> Material supplied

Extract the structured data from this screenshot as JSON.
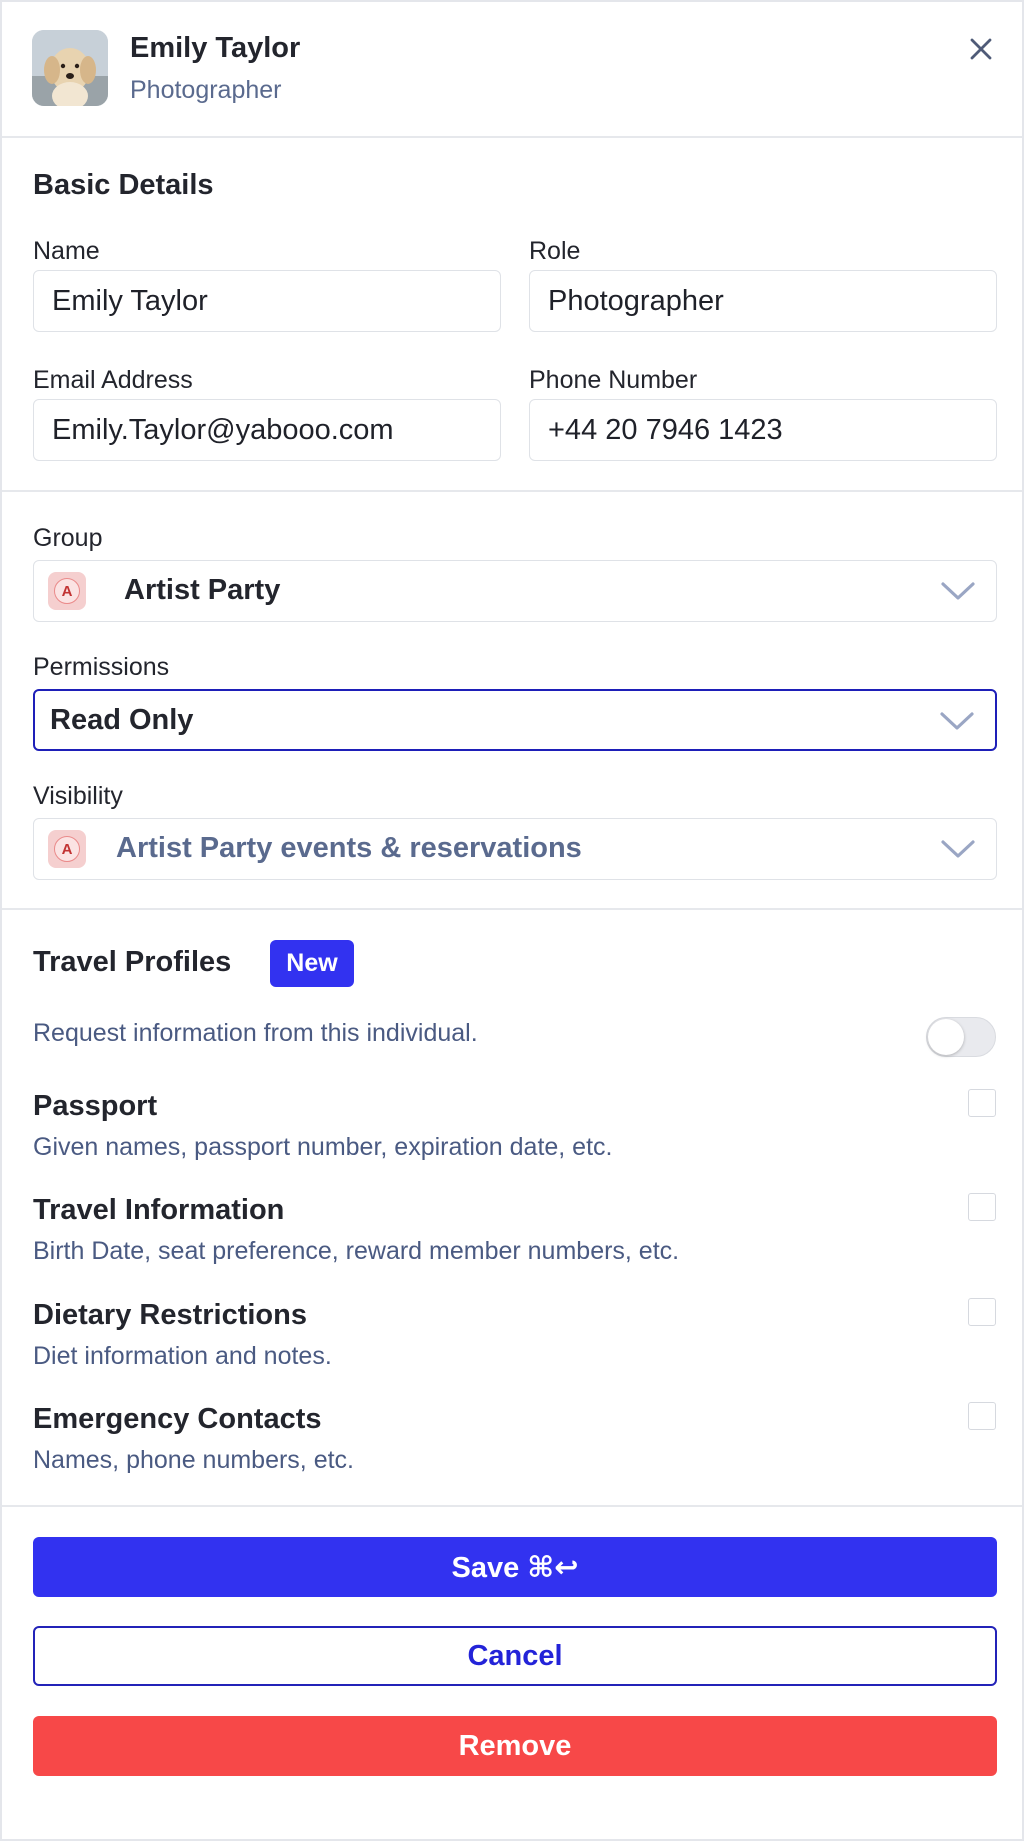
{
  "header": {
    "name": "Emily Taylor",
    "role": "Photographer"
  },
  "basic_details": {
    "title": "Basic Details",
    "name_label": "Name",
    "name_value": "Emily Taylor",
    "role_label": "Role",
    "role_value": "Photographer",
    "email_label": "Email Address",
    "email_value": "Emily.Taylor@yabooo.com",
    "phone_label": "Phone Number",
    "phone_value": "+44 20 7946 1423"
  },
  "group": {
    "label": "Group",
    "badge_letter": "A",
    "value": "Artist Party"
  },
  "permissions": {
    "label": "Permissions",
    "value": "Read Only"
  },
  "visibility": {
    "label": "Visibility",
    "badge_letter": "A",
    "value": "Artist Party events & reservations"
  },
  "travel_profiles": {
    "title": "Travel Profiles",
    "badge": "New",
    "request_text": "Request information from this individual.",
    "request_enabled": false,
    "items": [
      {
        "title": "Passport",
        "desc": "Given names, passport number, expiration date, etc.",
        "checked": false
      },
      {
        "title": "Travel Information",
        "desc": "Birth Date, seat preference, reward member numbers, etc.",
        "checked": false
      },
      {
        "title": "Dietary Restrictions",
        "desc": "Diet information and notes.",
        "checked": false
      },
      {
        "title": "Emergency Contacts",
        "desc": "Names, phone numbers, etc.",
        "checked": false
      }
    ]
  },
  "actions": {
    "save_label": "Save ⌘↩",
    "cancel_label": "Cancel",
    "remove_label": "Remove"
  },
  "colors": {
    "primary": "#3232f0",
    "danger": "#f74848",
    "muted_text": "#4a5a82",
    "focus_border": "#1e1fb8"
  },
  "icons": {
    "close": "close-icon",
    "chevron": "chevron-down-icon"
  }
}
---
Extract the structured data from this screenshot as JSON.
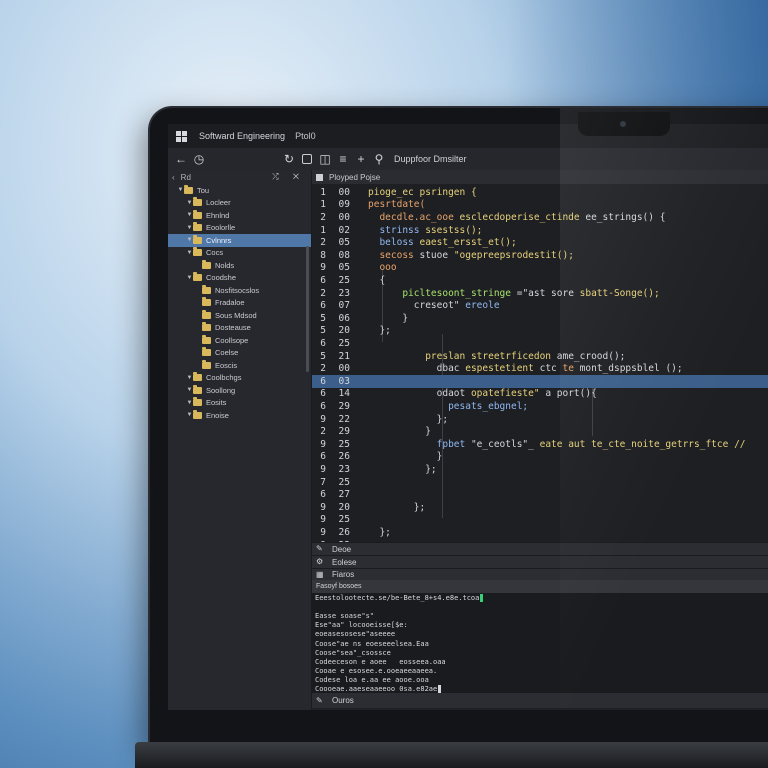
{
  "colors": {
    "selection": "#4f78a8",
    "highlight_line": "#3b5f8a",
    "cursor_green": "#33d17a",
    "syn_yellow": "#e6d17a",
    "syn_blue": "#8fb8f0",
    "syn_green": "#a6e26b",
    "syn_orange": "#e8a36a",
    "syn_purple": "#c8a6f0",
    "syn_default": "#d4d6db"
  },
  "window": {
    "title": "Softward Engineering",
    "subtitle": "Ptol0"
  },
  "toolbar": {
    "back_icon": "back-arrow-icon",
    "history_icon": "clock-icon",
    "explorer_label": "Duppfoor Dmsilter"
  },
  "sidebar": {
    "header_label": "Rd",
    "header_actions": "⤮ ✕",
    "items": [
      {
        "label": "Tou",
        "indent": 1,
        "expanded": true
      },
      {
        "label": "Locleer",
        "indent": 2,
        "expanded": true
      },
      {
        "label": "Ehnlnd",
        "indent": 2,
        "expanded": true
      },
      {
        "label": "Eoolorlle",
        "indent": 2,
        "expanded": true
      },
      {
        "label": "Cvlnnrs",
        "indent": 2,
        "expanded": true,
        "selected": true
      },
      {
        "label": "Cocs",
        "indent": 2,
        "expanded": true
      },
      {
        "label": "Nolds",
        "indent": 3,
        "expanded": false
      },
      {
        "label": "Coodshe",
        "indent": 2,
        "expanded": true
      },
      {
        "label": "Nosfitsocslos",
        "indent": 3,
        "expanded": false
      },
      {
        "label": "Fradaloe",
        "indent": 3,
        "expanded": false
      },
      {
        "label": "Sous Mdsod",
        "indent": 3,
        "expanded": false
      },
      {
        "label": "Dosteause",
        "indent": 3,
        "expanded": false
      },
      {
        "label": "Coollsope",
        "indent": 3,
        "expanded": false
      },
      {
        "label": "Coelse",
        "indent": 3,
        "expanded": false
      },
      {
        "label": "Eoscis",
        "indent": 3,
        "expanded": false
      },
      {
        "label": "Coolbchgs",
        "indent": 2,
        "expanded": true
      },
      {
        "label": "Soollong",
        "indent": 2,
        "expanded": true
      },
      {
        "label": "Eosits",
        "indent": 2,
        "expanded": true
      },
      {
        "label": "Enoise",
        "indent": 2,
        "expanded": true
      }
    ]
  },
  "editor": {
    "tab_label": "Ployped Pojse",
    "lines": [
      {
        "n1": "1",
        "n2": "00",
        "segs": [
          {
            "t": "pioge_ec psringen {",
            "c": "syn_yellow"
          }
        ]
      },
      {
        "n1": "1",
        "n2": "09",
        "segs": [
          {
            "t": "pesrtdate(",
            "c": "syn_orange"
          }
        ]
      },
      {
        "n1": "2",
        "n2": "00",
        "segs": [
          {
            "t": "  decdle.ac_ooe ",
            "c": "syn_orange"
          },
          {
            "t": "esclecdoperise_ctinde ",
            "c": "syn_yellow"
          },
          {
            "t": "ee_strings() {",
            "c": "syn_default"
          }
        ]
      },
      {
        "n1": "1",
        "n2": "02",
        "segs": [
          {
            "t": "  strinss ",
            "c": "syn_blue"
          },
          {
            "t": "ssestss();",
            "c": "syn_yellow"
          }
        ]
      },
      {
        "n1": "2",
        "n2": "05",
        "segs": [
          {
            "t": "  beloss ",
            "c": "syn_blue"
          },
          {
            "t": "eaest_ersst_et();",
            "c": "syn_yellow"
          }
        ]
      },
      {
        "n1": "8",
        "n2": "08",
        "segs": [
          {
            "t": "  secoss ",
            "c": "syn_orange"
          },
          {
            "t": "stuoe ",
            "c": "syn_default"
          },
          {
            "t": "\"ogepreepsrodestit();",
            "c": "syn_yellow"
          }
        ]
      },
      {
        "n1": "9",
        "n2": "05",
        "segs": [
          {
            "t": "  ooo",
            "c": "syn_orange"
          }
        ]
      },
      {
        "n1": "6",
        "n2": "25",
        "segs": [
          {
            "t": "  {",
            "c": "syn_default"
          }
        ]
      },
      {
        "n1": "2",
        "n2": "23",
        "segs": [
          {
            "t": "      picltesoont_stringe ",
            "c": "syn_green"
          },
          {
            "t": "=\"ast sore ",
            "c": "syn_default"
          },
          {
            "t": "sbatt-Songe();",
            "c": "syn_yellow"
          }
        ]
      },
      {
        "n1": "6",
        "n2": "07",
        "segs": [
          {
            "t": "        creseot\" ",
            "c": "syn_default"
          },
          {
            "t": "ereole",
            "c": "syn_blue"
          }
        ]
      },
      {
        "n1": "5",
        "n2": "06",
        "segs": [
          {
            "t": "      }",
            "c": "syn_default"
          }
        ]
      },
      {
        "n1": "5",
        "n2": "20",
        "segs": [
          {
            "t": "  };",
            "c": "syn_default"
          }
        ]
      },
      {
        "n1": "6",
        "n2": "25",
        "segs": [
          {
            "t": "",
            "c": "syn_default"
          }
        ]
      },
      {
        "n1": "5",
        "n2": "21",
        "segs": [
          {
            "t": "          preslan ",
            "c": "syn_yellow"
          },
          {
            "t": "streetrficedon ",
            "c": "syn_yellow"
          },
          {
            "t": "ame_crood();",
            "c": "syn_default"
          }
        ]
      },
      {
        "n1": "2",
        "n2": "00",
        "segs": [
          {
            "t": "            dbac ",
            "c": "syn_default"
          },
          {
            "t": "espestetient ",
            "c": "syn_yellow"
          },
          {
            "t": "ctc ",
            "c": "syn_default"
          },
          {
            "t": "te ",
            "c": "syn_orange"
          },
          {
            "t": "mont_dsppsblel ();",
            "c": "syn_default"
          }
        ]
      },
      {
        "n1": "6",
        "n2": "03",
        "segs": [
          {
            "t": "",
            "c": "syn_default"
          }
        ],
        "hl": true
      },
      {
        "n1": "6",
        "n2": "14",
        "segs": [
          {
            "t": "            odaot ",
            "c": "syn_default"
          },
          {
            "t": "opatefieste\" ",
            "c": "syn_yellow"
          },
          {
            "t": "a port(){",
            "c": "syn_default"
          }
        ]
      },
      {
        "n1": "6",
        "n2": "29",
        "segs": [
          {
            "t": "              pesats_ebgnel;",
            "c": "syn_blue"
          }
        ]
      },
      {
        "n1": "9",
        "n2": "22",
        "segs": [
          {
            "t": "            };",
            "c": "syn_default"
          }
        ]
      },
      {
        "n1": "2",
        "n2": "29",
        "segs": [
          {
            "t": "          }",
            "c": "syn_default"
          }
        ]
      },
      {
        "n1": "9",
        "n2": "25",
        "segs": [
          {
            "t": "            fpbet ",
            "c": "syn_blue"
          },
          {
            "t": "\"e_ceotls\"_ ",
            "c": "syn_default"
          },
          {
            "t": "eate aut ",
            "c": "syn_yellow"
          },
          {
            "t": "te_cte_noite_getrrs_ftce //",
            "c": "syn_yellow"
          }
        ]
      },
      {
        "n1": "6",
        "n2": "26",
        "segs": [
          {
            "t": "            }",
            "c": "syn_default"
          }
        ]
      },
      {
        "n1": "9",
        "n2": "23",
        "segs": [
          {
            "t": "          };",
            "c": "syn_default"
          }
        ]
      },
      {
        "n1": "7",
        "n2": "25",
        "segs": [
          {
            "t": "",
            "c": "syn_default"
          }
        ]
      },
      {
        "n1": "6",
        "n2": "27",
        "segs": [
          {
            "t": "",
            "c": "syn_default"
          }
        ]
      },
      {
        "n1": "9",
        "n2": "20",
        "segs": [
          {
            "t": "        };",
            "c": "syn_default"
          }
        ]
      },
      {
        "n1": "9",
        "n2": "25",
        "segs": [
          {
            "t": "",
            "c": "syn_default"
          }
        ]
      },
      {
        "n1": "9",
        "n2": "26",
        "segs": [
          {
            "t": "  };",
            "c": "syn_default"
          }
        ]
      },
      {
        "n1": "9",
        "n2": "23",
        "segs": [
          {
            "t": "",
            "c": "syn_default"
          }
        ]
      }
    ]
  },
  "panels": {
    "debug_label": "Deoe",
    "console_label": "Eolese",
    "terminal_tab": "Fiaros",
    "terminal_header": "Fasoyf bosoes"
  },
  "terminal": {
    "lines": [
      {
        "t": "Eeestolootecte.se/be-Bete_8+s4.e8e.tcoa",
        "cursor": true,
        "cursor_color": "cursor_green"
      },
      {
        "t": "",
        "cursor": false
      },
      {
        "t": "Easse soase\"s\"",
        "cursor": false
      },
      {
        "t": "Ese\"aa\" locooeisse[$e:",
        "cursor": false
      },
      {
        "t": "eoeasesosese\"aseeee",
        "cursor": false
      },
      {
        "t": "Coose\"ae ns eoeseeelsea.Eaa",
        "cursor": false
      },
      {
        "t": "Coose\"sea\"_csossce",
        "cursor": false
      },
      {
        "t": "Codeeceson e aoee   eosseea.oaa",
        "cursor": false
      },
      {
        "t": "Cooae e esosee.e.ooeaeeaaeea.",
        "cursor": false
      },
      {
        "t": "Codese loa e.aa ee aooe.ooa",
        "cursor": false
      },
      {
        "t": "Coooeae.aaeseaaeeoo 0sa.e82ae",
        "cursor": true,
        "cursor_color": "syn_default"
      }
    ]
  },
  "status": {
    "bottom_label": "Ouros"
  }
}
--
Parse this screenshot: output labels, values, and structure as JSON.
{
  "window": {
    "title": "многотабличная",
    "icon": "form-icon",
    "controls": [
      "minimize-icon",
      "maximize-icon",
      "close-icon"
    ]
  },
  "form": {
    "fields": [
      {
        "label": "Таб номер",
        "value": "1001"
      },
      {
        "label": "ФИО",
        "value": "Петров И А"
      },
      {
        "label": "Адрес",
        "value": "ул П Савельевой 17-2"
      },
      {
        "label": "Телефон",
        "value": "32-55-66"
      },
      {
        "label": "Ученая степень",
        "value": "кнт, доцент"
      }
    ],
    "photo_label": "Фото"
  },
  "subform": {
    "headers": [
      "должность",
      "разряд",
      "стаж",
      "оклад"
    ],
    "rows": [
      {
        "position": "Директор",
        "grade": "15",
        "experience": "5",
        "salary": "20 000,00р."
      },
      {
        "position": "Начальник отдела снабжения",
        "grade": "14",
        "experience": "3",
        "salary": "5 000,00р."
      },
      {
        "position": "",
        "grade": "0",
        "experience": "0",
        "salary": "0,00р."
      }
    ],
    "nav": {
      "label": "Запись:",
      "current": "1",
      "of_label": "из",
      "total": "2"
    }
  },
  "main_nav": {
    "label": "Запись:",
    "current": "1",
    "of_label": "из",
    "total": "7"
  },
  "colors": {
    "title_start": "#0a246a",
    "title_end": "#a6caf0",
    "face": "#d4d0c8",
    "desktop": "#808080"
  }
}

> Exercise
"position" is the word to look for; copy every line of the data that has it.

> Task result
        "position": "Директор",
        "position": "Начальник отдела снабжения",
        "position": "",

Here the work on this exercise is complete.